Kamari Cotton-Moya is having an All-Big-12 type of season, and moving Jhaustin Thomas on the inside of the defensive line has done wonders at stopping the run.
When you’re a cornerback and the announcer is not mentioning your name, that usually means you’re playing well. Brian Peavy goes underappreciated on this defense, and he’s having a stellar sophomore campaign.
Second Key to Victory – Play Fundamental Football
This is pretty self-explanatory. The defense needs to play good, sound football. That means the defensive line needs to fill their gaps, linebackers need to wrap up, and the defensive backs need to be in the right place at the right time. The rest will take care of itself.
As bad as the KU defense is, their offense is even worse. They’ve thrown an impressive 18 interceptions and lost 11 fumbles on the year, giving up 78 points off those turnovers. I don’t care who you are, turnovers like that can kill the momentum at a moment’s notice.
The Jayhawks started the year with quarterback Montell Cozart under center, and after that didn’t work they went to Ryan Willis (he was sacked 14 times in 3 games), and then went back to Mr. Reliable Cozart.
The two quarterbacks are mirror images to the combo passing attack at ISU — similarly averaging a near-60% completion rate and 244 yards per game through the air. Cozart can scoot, and has shown his wheels on occasion, but neither quarterback is efficient. Third-string Carter Stanley came in last week and went 9-for-11 against West Virginia scrubs and could see some playing time against the Clones.
The Jayhawks have a stud receiver in sophomore Steven Sims, and combined with his counterpart LaQuvionte Gonzalez, they total 98 catches on the year. Sims has been the home-run threat, scoring 6 touchdowns and averaging 78 yards per game.
The running game has averaged all of 3.3 yards per carry, and is led by senior Ke’aun Kinner and his 492 yards on the ground.

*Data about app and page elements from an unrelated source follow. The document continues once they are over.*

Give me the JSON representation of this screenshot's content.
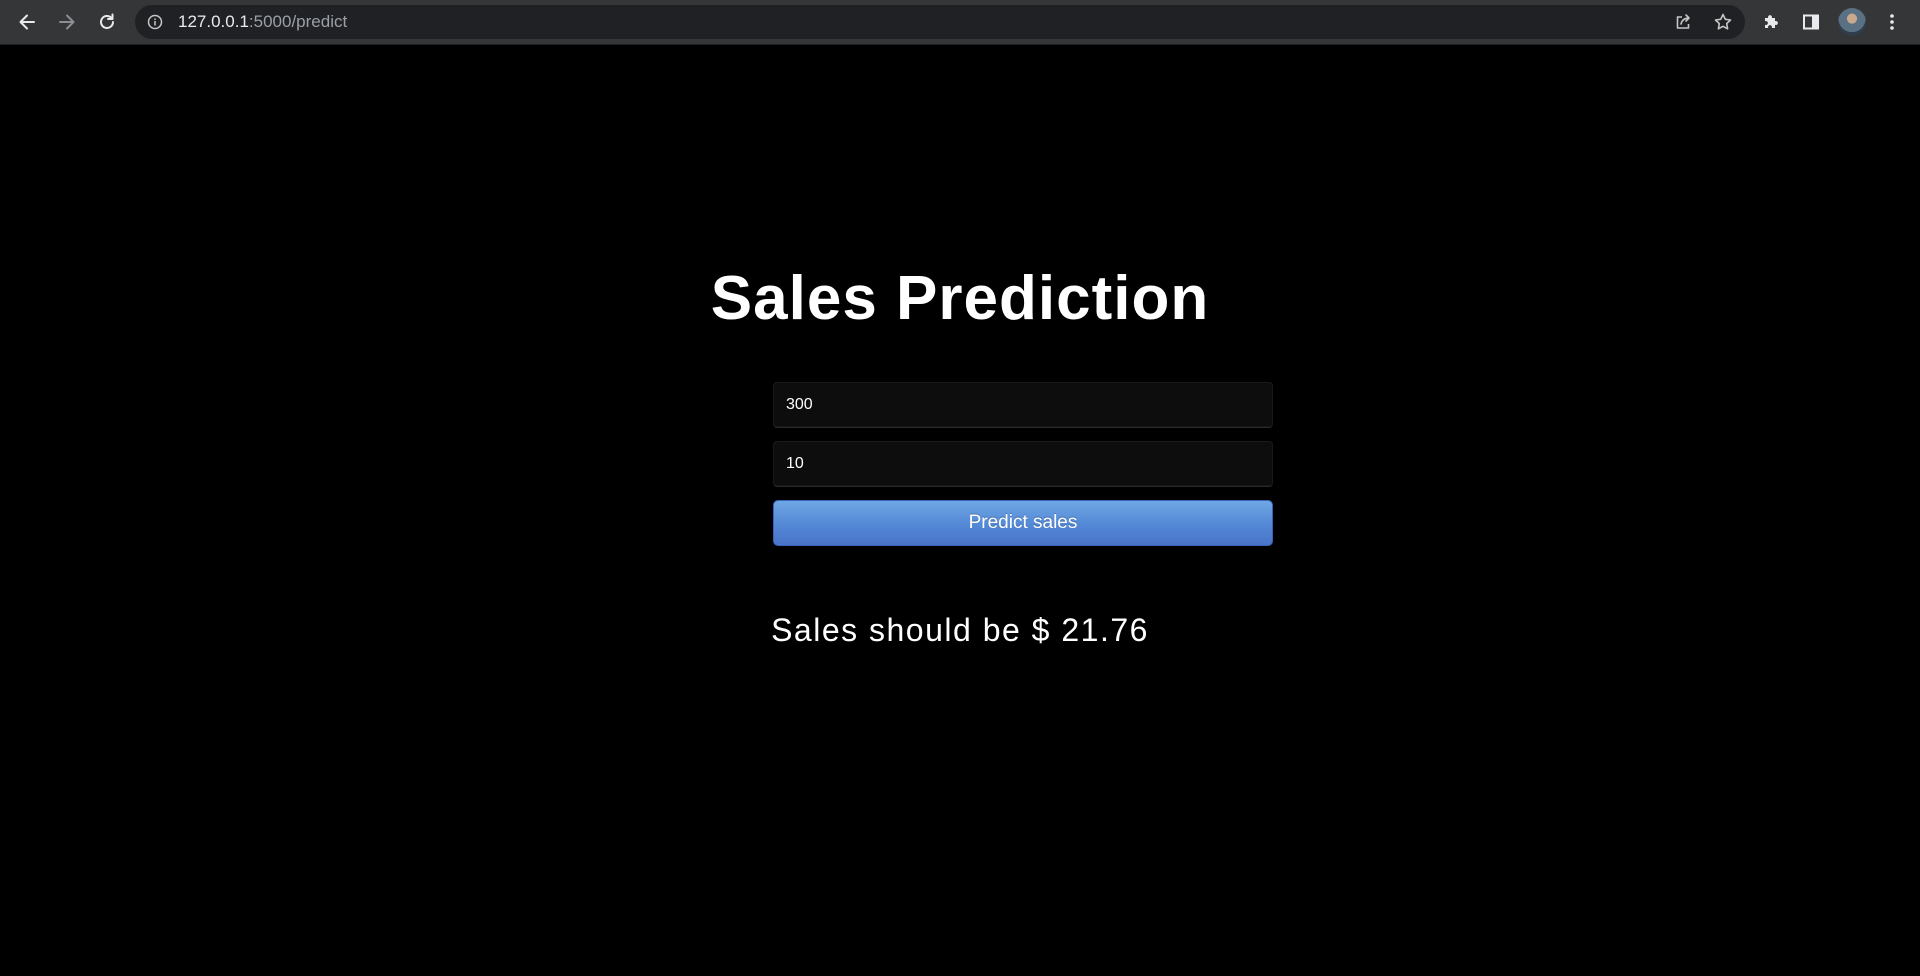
{
  "browser": {
    "url_host": "127.0.0.1",
    "url_rest": ":5000/predict"
  },
  "page": {
    "title": "Sales Prediction",
    "input1_value": "300",
    "input2_value": "10",
    "button_label": "Predict sales",
    "result_text": "Sales should be $ 21.76"
  },
  "colors": {
    "page_background": "#000000",
    "button_gradient_top": "#6ea7e4",
    "button_gradient_bottom": "#4a73c9",
    "text": "#ffffff"
  },
  "icons": {
    "back": "back-arrow-icon",
    "forward": "forward-arrow-icon",
    "reload": "reload-icon",
    "site_info": "info-icon",
    "share": "share-icon",
    "bookmark": "star-icon",
    "extensions": "puzzle-icon",
    "side_panel": "side-panel-icon",
    "menu": "kebab-menu-icon"
  }
}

They are horrible at moving the chains, as they are dead last in first downs and third-down conversions.
Verdict – ISU
This defensive attack has played surprisingly well over the season, and while their rush defense is their kryptonite, KU lacks a decent offensive line to exploit it. I see Peavy and Wiltz blanketing both of their top receivers, and our line will gain pressure up front.
I have saved this statistic for last.
In 9 games this season, KU has seen 45 punts come their way, and has returned 4 of them.
Their total return yardage is NEGATIVE TWO.
That’s right they average -0.5 yards per return on the year.
Since the defense is so good at letting teams score, they have seen a number of kick returns, and Gonzalez averages 20 yards per return and brought back a 99-yard TD to the house.
KU’s kicker is 7-for-12 on field goals, and their punter averages 42 yards per punt, which is serviceable.
ISU on the other hand, has one of the nation’s best duos in Trever Ryen (who averages 17 yards per punt return), and true freshman Kene Nwangwu (24.5 on kick returns). Both could have a big day, and I am just waiting for Nwangwu to break one.
Verdict – ISU
Just for the fact that Kansas has negative yards in punt returns, you have to give ISU the victory here.
In case you haven’t noticed, on paper this game is all Iowa State.
Third Key to Victory – Don’t Overlook Kansas, aka Don’t Fuck Up
This Cyclone team is hungry for a victory, and Campbell made that clear in his press conference on Monday.
“I told our kids and our coaches that we are not playing for next year, I am playing for right now,” the first-year coach said. “We are not quitting on those seniors either and will do everything in my power for those kids to win their remaining football games.”
There are two ways a team can go when they are 1-8 — either roll over and quit, or continue to get better and improve upon what you can control.
Clearly this team is focused on the latter, and they will reap the benefits come Saturday.